> **TASK OBJECTIVE**: The entries that follow must be written out exactly, without any of the pictures they contain.
[SOURCE MATERIAL — start]
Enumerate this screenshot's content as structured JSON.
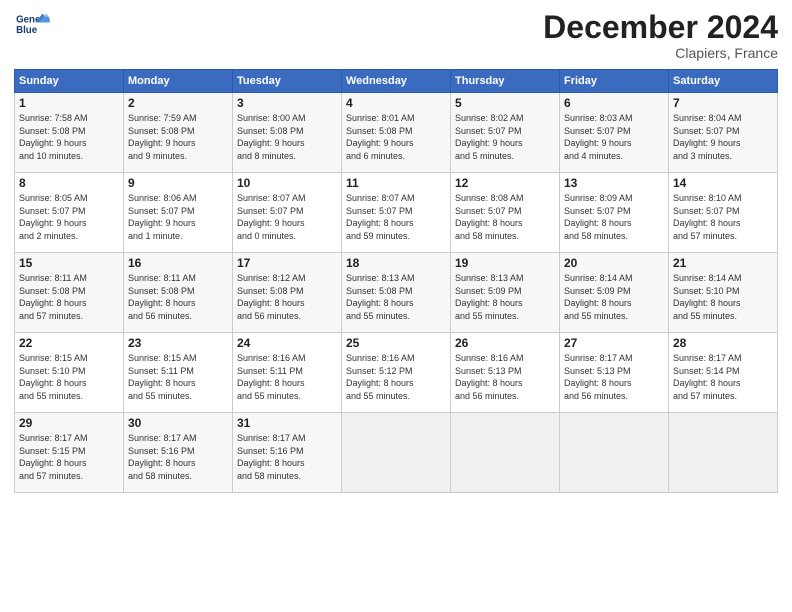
{
  "logo": {
    "text_line1": "General",
    "text_line2": "Blue"
  },
  "header": {
    "month": "December 2024",
    "location": "Clapiers, France"
  },
  "days_of_week": [
    "Sunday",
    "Monday",
    "Tuesday",
    "Wednesday",
    "Thursday",
    "Friday",
    "Saturday"
  ],
  "weeks": [
    [
      {
        "day": "1",
        "sunrise": "7:58 AM",
        "sunset": "5:08 PM",
        "daylight": "9 hours and 10 minutes."
      },
      {
        "day": "2",
        "sunrise": "7:59 AM",
        "sunset": "5:08 PM",
        "daylight": "9 hours and 9 minutes."
      },
      {
        "day": "3",
        "sunrise": "8:00 AM",
        "sunset": "5:08 PM",
        "daylight": "9 hours and 8 minutes."
      },
      {
        "day": "4",
        "sunrise": "8:01 AM",
        "sunset": "5:08 PM",
        "daylight": "9 hours and 6 minutes."
      },
      {
        "day": "5",
        "sunrise": "8:02 AM",
        "sunset": "5:07 PM",
        "daylight": "9 hours and 5 minutes."
      },
      {
        "day": "6",
        "sunrise": "8:03 AM",
        "sunset": "5:07 PM",
        "daylight": "9 hours and 4 minutes."
      },
      {
        "day": "7",
        "sunrise": "8:04 AM",
        "sunset": "5:07 PM",
        "daylight": "9 hours and 3 minutes."
      }
    ],
    [
      {
        "day": "8",
        "sunrise": "8:05 AM",
        "sunset": "5:07 PM",
        "daylight": "9 hours and 2 minutes."
      },
      {
        "day": "9",
        "sunrise": "8:06 AM",
        "sunset": "5:07 PM",
        "daylight": "9 hours and 1 minute."
      },
      {
        "day": "10",
        "sunrise": "8:07 AM",
        "sunset": "5:07 PM",
        "daylight": "9 hours and 0 minutes."
      },
      {
        "day": "11",
        "sunrise": "8:07 AM",
        "sunset": "5:07 PM",
        "daylight": "8 hours and 59 minutes."
      },
      {
        "day": "12",
        "sunrise": "8:08 AM",
        "sunset": "5:07 PM",
        "daylight": "8 hours and 58 minutes."
      },
      {
        "day": "13",
        "sunrise": "8:09 AM",
        "sunset": "5:07 PM",
        "daylight": "8 hours and 58 minutes."
      },
      {
        "day": "14",
        "sunrise": "8:10 AM",
        "sunset": "5:07 PM",
        "daylight": "8 hours and 57 minutes."
      }
    ],
    [
      {
        "day": "15",
        "sunrise": "8:11 AM",
        "sunset": "5:08 PM",
        "daylight": "8 hours and 57 minutes."
      },
      {
        "day": "16",
        "sunrise": "8:11 AM",
        "sunset": "5:08 PM",
        "daylight": "8 hours and 56 minutes."
      },
      {
        "day": "17",
        "sunrise": "8:12 AM",
        "sunset": "5:08 PM",
        "daylight": "8 hours and 56 minutes."
      },
      {
        "day": "18",
        "sunrise": "8:13 AM",
        "sunset": "5:08 PM",
        "daylight": "8 hours and 55 minutes."
      },
      {
        "day": "19",
        "sunrise": "8:13 AM",
        "sunset": "5:09 PM",
        "daylight": "8 hours and 55 minutes."
      },
      {
        "day": "20",
        "sunrise": "8:14 AM",
        "sunset": "5:09 PM",
        "daylight": "8 hours and 55 minutes."
      },
      {
        "day": "21",
        "sunrise": "8:14 AM",
        "sunset": "5:10 PM",
        "daylight": "8 hours and 55 minutes."
      }
    ],
    [
      {
        "day": "22",
        "sunrise": "8:15 AM",
        "sunset": "5:10 PM",
        "daylight": "8 hours and 55 minutes."
      },
      {
        "day": "23",
        "sunrise": "8:15 AM",
        "sunset": "5:11 PM",
        "daylight": "8 hours and 55 minutes."
      },
      {
        "day": "24",
        "sunrise": "8:16 AM",
        "sunset": "5:11 PM",
        "daylight": "8 hours and 55 minutes."
      },
      {
        "day": "25",
        "sunrise": "8:16 AM",
        "sunset": "5:12 PM",
        "daylight": "8 hours and 55 minutes."
      },
      {
        "day": "26",
        "sunrise": "8:16 AM",
        "sunset": "5:13 PM",
        "daylight": "8 hours and 56 minutes."
      },
      {
        "day": "27",
        "sunrise": "8:17 AM",
        "sunset": "5:13 PM",
        "daylight": "8 hours and 56 minutes."
      },
      {
        "day": "28",
        "sunrise": "8:17 AM",
        "sunset": "5:14 PM",
        "daylight": "8 hours and 57 minutes."
      }
    ],
    [
      {
        "day": "29",
        "sunrise": "8:17 AM",
        "sunset": "5:15 PM",
        "daylight": "8 hours and 57 minutes."
      },
      {
        "day": "30",
        "sunrise": "8:17 AM",
        "sunset": "5:16 PM",
        "daylight": "8 hours and 58 minutes."
      },
      {
        "day": "31",
        "sunrise": "8:17 AM",
        "sunset": "5:16 PM",
        "daylight": "8 hours and 58 minutes."
      },
      null,
      null,
      null,
      null
    ]
  ]
}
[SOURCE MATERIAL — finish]
> **OUTPUT FOR THIS TASK**:
Enumerate this screenshot's content as structured JSON.
{
  "logo": {
    "text_line1": "General",
    "text_line2": "Blue"
  },
  "header": {
    "month": "December 2024",
    "location": "Clapiers, France"
  },
  "days_of_week": [
    "Sunday",
    "Monday",
    "Tuesday",
    "Wednesday",
    "Thursday",
    "Friday",
    "Saturday"
  ],
  "weeks": [
    [
      {
        "day": "1",
        "sunrise": "7:58 AM",
        "sunset": "5:08 PM",
        "daylight": "9 hours and 10 minutes."
      },
      {
        "day": "2",
        "sunrise": "7:59 AM",
        "sunset": "5:08 PM",
        "daylight": "9 hours and 9 minutes."
      },
      {
        "day": "3",
        "sunrise": "8:00 AM",
        "sunset": "5:08 PM",
        "daylight": "9 hours and 8 minutes."
      },
      {
        "day": "4",
        "sunrise": "8:01 AM",
        "sunset": "5:08 PM",
        "daylight": "9 hours and 6 minutes."
      },
      {
        "day": "5",
        "sunrise": "8:02 AM",
        "sunset": "5:07 PM",
        "daylight": "9 hours and 5 minutes."
      },
      {
        "day": "6",
        "sunrise": "8:03 AM",
        "sunset": "5:07 PM",
        "daylight": "9 hours and 4 minutes."
      },
      {
        "day": "7",
        "sunrise": "8:04 AM",
        "sunset": "5:07 PM",
        "daylight": "9 hours and 3 minutes."
      }
    ],
    [
      {
        "day": "8",
        "sunrise": "8:05 AM",
        "sunset": "5:07 PM",
        "daylight": "9 hours and 2 minutes."
      },
      {
        "day": "9",
        "sunrise": "8:06 AM",
        "sunset": "5:07 PM",
        "daylight": "9 hours and 1 minute."
      },
      {
        "day": "10",
        "sunrise": "8:07 AM",
        "sunset": "5:07 PM",
        "daylight": "9 hours and 0 minutes."
      },
      {
        "day": "11",
        "sunrise": "8:07 AM",
        "sunset": "5:07 PM",
        "daylight": "8 hours and 59 minutes."
      },
      {
        "day": "12",
        "sunrise": "8:08 AM",
        "sunset": "5:07 PM",
        "daylight": "8 hours and 58 minutes."
      },
      {
        "day": "13",
        "sunrise": "8:09 AM",
        "sunset": "5:07 PM",
        "daylight": "8 hours and 58 minutes."
      },
      {
        "day": "14",
        "sunrise": "8:10 AM",
        "sunset": "5:07 PM",
        "daylight": "8 hours and 57 minutes."
      }
    ],
    [
      {
        "day": "15",
        "sunrise": "8:11 AM",
        "sunset": "5:08 PM",
        "daylight": "8 hours and 57 minutes."
      },
      {
        "day": "16",
        "sunrise": "8:11 AM",
        "sunset": "5:08 PM",
        "daylight": "8 hours and 56 minutes."
      },
      {
        "day": "17",
        "sunrise": "8:12 AM",
        "sunset": "5:08 PM",
        "daylight": "8 hours and 56 minutes."
      },
      {
        "day": "18",
        "sunrise": "8:13 AM",
        "sunset": "5:08 PM",
        "daylight": "8 hours and 55 minutes."
      },
      {
        "day": "19",
        "sunrise": "8:13 AM",
        "sunset": "5:09 PM",
        "daylight": "8 hours and 55 minutes."
      },
      {
        "day": "20",
        "sunrise": "8:14 AM",
        "sunset": "5:09 PM",
        "daylight": "8 hours and 55 minutes."
      },
      {
        "day": "21",
        "sunrise": "8:14 AM",
        "sunset": "5:10 PM",
        "daylight": "8 hours and 55 minutes."
      }
    ],
    [
      {
        "day": "22",
        "sunrise": "8:15 AM",
        "sunset": "5:10 PM",
        "daylight": "8 hours and 55 minutes."
      },
      {
        "day": "23",
        "sunrise": "8:15 AM",
        "sunset": "5:11 PM",
        "daylight": "8 hours and 55 minutes."
      },
      {
        "day": "24",
        "sunrise": "8:16 AM",
        "sunset": "5:11 PM",
        "daylight": "8 hours and 55 minutes."
      },
      {
        "day": "25",
        "sunrise": "8:16 AM",
        "sunset": "5:12 PM",
        "daylight": "8 hours and 55 minutes."
      },
      {
        "day": "26",
        "sunrise": "8:16 AM",
        "sunset": "5:13 PM",
        "daylight": "8 hours and 56 minutes."
      },
      {
        "day": "27",
        "sunrise": "8:17 AM",
        "sunset": "5:13 PM",
        "daylight": "8 hours and 56 minutes."
      },
      {
        "day": "28",
        "sunrise": "8:17 AM",
        "sunset": "5:14 PM",
        "daylight": "8 hours and 57 minutes."
      }
    ],
    [
      {
        "day": "29",
        "sunrise": "8:17 AM",
        "sunset": "5:15 PM",
        "daylight": "8 hours and 57 minutes."
      },
      {
        "day": "30",
        "sunrise": "8:17 AM",
        "sunset": "5:16 PM",
        "daylight": "8 hours and 58 minutes."
      },
      {
        "day": "31",
        "sunrise": "8:17 AM",
        "sunset": "5:16 PM",
        "daylight": "8 hours and 58 minutes."
      },
      null,
      null,
      null,
      null
    ]
  ]
}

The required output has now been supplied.